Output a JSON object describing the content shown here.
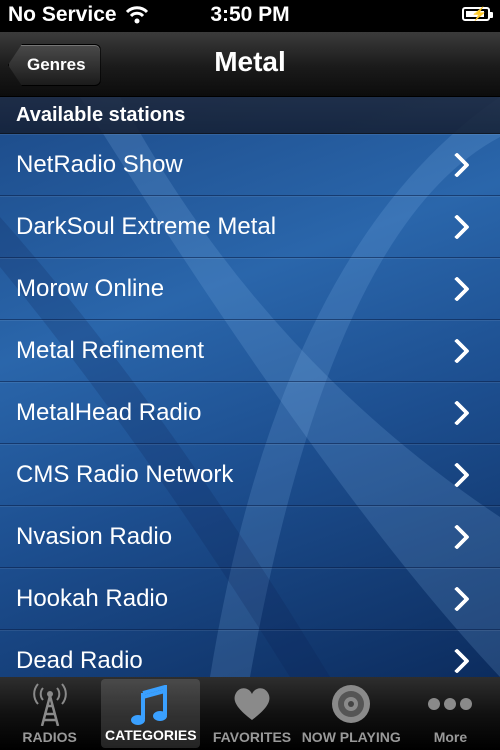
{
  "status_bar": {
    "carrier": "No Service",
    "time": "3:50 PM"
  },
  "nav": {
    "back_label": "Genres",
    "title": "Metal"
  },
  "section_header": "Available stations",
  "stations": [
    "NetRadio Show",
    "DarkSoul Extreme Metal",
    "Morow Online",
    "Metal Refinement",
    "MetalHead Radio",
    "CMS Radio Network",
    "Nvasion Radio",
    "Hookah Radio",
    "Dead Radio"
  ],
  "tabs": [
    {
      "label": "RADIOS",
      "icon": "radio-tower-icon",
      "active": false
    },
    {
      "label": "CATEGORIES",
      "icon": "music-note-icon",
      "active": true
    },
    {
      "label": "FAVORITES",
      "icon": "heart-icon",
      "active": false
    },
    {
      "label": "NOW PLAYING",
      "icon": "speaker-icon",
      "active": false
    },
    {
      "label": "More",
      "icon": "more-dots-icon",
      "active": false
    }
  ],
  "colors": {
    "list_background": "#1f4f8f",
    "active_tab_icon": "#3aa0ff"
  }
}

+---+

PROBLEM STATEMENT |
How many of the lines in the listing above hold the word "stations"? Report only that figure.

OUTPUT FOR THIS TASK |
2